What the exercise asks -> Below is a set of records; print all of them exactly as written.
###
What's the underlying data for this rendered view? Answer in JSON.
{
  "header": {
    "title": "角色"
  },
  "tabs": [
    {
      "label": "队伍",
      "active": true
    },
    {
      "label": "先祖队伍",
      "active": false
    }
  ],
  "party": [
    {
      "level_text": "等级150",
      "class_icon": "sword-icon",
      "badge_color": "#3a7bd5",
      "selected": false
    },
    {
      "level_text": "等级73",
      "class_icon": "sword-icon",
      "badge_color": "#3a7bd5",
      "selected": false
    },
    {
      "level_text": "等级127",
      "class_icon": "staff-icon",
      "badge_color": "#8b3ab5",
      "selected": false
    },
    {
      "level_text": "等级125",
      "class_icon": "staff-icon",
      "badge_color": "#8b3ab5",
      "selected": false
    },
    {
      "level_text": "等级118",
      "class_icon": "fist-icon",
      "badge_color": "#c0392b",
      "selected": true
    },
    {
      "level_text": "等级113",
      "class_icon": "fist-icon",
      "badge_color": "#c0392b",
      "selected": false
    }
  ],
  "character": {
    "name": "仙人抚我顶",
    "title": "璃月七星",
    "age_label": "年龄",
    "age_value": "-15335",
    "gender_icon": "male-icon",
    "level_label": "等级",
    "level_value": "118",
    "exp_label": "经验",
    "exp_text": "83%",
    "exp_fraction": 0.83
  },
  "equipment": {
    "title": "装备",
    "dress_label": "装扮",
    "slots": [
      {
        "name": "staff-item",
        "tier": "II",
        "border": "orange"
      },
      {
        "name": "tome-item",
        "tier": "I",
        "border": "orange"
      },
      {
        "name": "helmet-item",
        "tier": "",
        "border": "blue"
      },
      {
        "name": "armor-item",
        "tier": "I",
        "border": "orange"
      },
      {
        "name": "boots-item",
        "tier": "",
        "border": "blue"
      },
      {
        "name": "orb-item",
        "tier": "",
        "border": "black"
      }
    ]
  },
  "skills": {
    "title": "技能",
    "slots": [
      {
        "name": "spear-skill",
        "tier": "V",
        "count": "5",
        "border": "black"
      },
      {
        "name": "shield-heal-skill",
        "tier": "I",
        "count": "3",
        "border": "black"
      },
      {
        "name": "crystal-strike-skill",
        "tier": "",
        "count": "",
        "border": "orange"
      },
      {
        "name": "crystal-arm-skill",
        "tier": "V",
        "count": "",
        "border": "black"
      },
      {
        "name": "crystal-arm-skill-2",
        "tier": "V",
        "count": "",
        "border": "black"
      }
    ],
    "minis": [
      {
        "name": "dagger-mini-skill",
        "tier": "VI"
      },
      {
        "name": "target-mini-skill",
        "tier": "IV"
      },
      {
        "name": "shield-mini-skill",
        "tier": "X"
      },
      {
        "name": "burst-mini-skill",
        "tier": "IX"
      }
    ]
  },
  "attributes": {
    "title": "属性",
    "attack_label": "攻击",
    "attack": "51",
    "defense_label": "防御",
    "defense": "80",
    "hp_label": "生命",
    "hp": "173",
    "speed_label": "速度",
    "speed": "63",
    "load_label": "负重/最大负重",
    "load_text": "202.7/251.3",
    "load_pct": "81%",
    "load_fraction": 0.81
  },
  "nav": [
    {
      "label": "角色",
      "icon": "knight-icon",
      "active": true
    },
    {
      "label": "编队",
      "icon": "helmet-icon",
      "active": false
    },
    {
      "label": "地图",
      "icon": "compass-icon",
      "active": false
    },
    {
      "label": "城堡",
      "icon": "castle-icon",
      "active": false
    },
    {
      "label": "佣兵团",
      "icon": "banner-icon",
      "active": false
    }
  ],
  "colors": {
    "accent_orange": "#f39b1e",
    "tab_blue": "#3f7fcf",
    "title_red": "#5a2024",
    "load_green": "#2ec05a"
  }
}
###
Result of the task ->
What's the underlying data for this rendered view? Answer in JSON.
{
  "header": {
    "title": "角色"
  },
  "tabs": [
    {
      "label": "队伍",
      "active": true
    },
    {
      "label": "先祖队伍",
      "active": false
    }
  ],
  "party": [
    {
      "level_text": "等级150",
      "class_icon": "sword-icon",
      "badge_color": "#3a7bd5",
      "selected": false
    },
    {
      "level_text": "等级73",
      "class_icon": "sword-icon",
      "badge_color": "#3a7bd5",
      "selected": false
    },
    {
      "level_text": "等级127",
      "class_icon": "staff-icon",
      "badge_color": "#8b3ab5",
      "selected": false
    },
    {
      "level_text": "等级125",
      "class_icon": "staff-icon",
      "badge_color": "#8b3ab5",
      "selected": false
    },
    {
      "level_text": "等级118",
      "class_icon": "fist-icon",
      "badge_color": "#c0392b",
      "selected": true
    },
    {
      "level_text": "等级113",
      "class_icon": "fist-icon",
      "badge_color": "#c0392b",
      "selected": false
    }
  ],
  "character": {
    "name": "仙人抚我顶",
    "title": "璃月七星",
    "age_label": "年龄",
    "age_value": "-15335",
    "gender_icon": "male-icon",
    "level_label": "等级",
    "level_value": "118",
    "exp_label": "经验",
    "exp_text": "83%",
    "exp_fraction": 0.83
  },
  "equipment": {
    "title": "装备",
    "dress_label": "装扮",
    "slots": [
      {
        "name": "staff-item",
        "tier": "II",
        "border": "orange"
      },
      {
        "name": "tome-item",
        "tier": "I",
        "border": "orange"
      },
      {
        "name": "helmet-item",
        "tier": "",
        "border": "blue"
      },
      {
        "name": "armor-item",
        "tier": "I",
        "border": "orange"
      },
      {
        "name": "boots-item",
        "tier": "",
        "border": "blue"
      },
      {
        "name": "orb-item",
        "tier": "",
        "border": "black"
      }
    ]
  },
  "skills": {
    "title": "技能",
    "slots": [
      {
        "name": "spear-skill",
        "tier": "V",
        "count": "5",
        "border": "black"
      },
      {
        "name": "shield-heal-skill",
        "tier": "I",
        "count": "3",
        "border": "black"
      },
      {
        "name": "crystal-strike-skill",
        "tier": "",
        "count": "",
        "border": "orange"
      },
      {
        "name": "crystal-arm-skill",
        "tier": "V",
        "count": "",
        "border": "black"
      },
      {
        "name": "crystal-arm-skill-2",
        "tier": "V",
        "count": "",
        "border": "black"
      }
    ],
    "minis": [
      {
        "name": "dagger-mini-skill",
        "tier": "VI"
      },
      {
        "name": "target-mini-skill",
        "tier": "IV"
      },
      {
        "name": "shield-mini-skill",
        "tier": "X"
      },
      {
        "name": "burst-mini-skill",
        "tier": "IX"
      }
    ]
  },
  "attributes": {
    "title": "属性",
    "attack_label": "攻击",
    "attack": "51",
    "defense_label": "防御",
    "defense": "80",
    "hp_label": "生命",
    "hp": "173",
    "speed_label": "速度",
    "speed": "63",
    "load_label": "负重/最大负重",
    "load_text": "202.7/251.3",
    "load_pct": "81%",
    "load_fraction": 0.81
  },
  "nav": [
    {
      "label": "角色",
      "icon": "knight-icon",
      "active": true
    },
    {
      "label": "编队",
      "icon": "helmet-icon",
      "active": false
    },
    {
      "label": "地图",
      "icon": "compass-icon",
      "active": false
    },
    {
      "label": "城堡",
      "icon": "castle-icon",
      "active": false
    },
    {
      "label": "佣兵团",
      "icon": "banner-icon",
      "active": false
    }
  ],
  "colors": {
    "accent_orange": "#f39b1e",
    "tab_blue": "#3f7fcf",
    "title_red": "#5a2024",
    "load_green": "#2ec05a"
  }
}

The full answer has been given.